There is a new cow in the barn

She came to us with no ear tag. Just a sticker number on her back.

caramel cow

My son bestowed her with the name of ‘Caramel.’

There’s nothing wrong with naming a cow after your favorite ice cream topping, right?

We don’t know much about Caramel, only that someone put her in a trailer and shipped her to the auction. There she went through the ring and was sold to the highest bidder, which just happened to be us. She was then loaded onto my dad’s trailer and he brought her to the farm.

Talk about having a long day.

Imagine leaving home in the morning not knowing where you were going and by supper finding yourself in a new place. A new herd.



There are some of us who are born and are buried in the same place. We spend our entire lives in one place. Dairy cows aren’t much different. Once in a while, however, some of us may leave home. We see the world and leave traces of our journey through the friends we meet and the people we impress.

Some of us return home.

Some of us join new herds and find new barns.

No matter what the circumstance, I believe people come into each others’ lives for a reason. Whether they stay for the long haul or a short while, the impact of knowing them is priceless.

Here on the farm, cows aren’t much different. Some come, some go, some travel and some never leave.

Welcome to the farm.


The Loss of a Dairy Cow: RIP Midget

At times of great joy, there is also great sorrow.

During a time where we celebrate the improvement of one cow, today I’m sadden to say we lost one.
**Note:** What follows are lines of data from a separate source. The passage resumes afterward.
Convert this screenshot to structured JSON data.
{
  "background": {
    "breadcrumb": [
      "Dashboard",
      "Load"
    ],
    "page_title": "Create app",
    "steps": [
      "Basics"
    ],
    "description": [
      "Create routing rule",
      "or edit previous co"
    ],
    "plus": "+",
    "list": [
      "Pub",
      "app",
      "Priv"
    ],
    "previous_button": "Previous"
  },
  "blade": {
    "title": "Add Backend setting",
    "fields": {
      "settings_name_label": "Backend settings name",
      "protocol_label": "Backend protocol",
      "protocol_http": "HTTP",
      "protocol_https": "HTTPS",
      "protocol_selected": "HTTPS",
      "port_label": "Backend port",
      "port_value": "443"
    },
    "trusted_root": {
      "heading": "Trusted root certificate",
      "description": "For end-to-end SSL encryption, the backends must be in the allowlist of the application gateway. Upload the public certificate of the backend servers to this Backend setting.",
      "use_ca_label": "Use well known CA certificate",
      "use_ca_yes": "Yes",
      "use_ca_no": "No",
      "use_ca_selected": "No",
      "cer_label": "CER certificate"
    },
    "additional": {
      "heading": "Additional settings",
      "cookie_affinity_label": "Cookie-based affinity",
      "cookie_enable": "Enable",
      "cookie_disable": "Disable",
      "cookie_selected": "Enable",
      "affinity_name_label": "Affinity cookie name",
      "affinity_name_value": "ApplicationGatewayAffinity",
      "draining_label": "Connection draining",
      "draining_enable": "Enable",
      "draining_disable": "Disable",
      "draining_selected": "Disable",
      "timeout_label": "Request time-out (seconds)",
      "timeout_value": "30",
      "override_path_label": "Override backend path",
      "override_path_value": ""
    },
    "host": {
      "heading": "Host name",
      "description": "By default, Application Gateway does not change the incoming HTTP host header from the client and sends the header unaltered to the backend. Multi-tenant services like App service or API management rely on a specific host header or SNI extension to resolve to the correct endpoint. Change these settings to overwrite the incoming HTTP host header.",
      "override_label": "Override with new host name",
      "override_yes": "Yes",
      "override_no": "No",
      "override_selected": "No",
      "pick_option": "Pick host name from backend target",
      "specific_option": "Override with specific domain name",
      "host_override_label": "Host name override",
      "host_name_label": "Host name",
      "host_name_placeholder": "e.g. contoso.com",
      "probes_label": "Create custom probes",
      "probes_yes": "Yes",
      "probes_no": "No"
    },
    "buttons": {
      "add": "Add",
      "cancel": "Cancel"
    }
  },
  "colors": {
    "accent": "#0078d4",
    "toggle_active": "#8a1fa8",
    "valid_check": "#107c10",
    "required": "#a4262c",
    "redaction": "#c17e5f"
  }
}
It happens. Its apart of life – farm life.

If there is one thing that my dad and I have always shared, it’s compassion for the cows that need a little extra TLC. It’s hard when you go to a livestock auction and you see animals that will never see the other side of the sale barn again, or know they’ll walk onto a trailer that is destine for the slaughter house.

We eat beef, even though they’ll called dairy cows, the meat is the same.

A few months ago, the decision was made to bring this little Jersey heifer home from one of the dairy sales. You take a chance on any cow you bring home from the unknown, but when you see potential its better then watching them walk down the ramp of no return.

rip midgetShe was a little dame, needing some extra groceries, and her tiny bag milked out.

It’s hard being little in a herd of cattle. That’s why she was called Midget. She was the smallest.


When a farmer loses when of his cows, it’s more than financial. A herd of cattle is like a family. After they walk through the milking parlor long enough you recognize them, you appreciate their personalities.

Yes, dairy dames have got personality.

Midget was a little rundown when she came to the farm. Like all the cows that come into the herd from other dairies, she hadn’t got acquainted with all the other dames, nor had she fully adjusted to the move.

Then she got pneumonia.

She couldn’t tell us.

The only way to know is to look for the signs.


2. Depression

3. Loss of Appettite

4. Eye and Nasal discharge

5. Rapid shallow breathing

6. Crusty nose

7. Coughing

8. Diarrhoea

9. Stiff Gait

You may not be able to recognized all of them, but even a few symptoms is worth keeping an eye on your dame.

Unfortunately, pneumonia is a common cow killer on any farm.

Midget started out with loss of appetite then moved on to a stiff gait and a runny nose. It moved on to shallow breathing and then she laid down and didn’t get back up –it seemed like not enough antibiotics or aspirin could bring her back around in good health.

And then in the early hours of the morning, she became lost to us. Resting in peace.

I wish we could save them all, but sometimes letting go is for the best. Especially, when you know you’ve done everything in your ability to try and help.

R.I.P Midget